After about 30-40 mins we could see the head, then poor old FW got stuck :( I had been warned about a very narrow pelvis and nothing seemed to get him past it. We tried squat bars, different positions, breaks, laboring down, I even let them get the dratted mirror. After 2 hours of pushing, they called Dr. D. She watched a few contractions and coached me. I actually said “It is OK to use forceps if you need, or cut me” but she didn’t think we needed that yet. She put her hands inside me (owww… just owwww… the epidural seemed to be doing F all at this stage) and said that FW was a slight transverse – he was facing the wrong way (up, not down – ah back labor also explains the yell for the epidural earlier) and slightly sideways. Again, I am grateful I was with the Women’s Specialists, many OB’s would have gone for an emergency C-section at this stage. Not Dr. D. Mindful of my ‘no C-section if possible’ [and now it does seem silly I was so adamant about that] scrawled all over my birth plan, she just turned him manually while he was inside me.
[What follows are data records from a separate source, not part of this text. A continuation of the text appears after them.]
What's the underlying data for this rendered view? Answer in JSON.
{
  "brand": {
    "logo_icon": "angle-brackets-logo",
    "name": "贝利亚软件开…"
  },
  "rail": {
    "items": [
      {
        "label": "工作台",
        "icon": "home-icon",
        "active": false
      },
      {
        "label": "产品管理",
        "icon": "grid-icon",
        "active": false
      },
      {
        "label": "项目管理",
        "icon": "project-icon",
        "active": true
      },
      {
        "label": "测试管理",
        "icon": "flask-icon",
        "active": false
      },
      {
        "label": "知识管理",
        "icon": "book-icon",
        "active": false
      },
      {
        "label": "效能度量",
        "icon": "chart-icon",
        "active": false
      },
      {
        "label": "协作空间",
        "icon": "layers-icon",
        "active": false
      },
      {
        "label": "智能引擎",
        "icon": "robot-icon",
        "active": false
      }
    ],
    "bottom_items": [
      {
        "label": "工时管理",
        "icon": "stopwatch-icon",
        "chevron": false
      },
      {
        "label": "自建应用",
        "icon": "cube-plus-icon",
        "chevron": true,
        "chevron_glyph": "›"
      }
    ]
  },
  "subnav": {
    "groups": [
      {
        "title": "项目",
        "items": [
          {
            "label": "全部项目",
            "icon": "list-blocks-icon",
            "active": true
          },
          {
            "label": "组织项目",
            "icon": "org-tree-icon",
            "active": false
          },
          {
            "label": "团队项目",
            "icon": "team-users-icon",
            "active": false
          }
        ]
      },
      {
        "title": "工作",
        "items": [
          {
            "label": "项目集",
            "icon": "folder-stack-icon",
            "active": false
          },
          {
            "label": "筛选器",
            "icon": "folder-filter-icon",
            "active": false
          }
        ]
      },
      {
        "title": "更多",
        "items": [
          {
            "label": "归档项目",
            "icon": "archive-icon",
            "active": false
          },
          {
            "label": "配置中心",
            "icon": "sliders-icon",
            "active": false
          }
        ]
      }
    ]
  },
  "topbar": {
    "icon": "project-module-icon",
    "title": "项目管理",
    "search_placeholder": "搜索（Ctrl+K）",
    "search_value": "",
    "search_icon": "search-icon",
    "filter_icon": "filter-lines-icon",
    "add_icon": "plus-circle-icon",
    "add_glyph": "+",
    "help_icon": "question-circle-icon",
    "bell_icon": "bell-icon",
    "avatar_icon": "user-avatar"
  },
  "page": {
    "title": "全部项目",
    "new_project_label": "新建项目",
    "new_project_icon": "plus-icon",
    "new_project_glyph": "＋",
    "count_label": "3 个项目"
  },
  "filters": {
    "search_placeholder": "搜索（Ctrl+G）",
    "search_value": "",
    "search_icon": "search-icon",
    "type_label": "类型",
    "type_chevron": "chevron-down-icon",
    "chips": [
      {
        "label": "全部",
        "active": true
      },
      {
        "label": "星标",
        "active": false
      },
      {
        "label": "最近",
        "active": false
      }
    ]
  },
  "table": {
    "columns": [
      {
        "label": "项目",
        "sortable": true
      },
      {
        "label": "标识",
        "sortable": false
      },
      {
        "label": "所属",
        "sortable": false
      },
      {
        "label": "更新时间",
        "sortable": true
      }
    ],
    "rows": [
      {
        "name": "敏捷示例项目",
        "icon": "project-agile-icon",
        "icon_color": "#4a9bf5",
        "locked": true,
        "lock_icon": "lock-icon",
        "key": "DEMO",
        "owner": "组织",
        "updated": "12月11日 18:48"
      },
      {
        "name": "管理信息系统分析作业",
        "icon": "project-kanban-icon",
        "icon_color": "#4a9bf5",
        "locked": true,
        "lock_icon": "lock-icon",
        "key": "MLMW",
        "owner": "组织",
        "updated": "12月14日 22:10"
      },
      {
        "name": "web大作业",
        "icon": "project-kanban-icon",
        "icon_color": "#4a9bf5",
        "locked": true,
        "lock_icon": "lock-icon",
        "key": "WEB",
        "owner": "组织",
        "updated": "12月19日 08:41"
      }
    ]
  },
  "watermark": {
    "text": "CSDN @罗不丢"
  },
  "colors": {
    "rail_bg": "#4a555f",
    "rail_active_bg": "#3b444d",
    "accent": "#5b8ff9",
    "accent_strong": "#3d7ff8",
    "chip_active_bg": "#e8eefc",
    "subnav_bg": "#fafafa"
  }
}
That. Is. The. Most. Pain. I. Have. Ever. Experienced. I swore violently – then apologized. But Dr. D was doing absolutely the right thing, using each contraction and push to slowly stretch me and rotate FW. I began to worry that FW was in danger as his heart rate was dropping, but Dr. D was wonderfully calm. I even said “if you need to do a C-section, do it!” but she said “I don’t need to see him now. I do need to see him soon, but he is OK now” and quietly called some extra pediatricians in. Once Dr D had figured out he was the wrong way and stuck in my weird pelvis it was all quick quick. Another 30 mins or so of pushing, with her help, and my beautiful boy was born:
He was handed straight to me:
and taken off for some checks as he had been stuck for quite a while. All the checks were done in the room, and Wes got to help, although he mostly took photos:
FW had become Sam! The long pushing didn’t affect him at all. He took a while to cry which freaked me out (I got slightly panicked over that) but his apgar scores were 8 and 9 and his lungs, when he decided to use them, were certainly powerful enough :)
Sam was little enough that I only had a minor second degree tear which Dr D and an intern stitched up, while Sam was assessed. Sadly, as I was quite ill, I didn’t get Sam back after that :( But, that is not this story. This is the story of how the lovely Samuel Clarke Frazier came into the world at 16.32 on November 4th 2012, weighing 6 lb and 15 oz. A wonderful, wonderful day: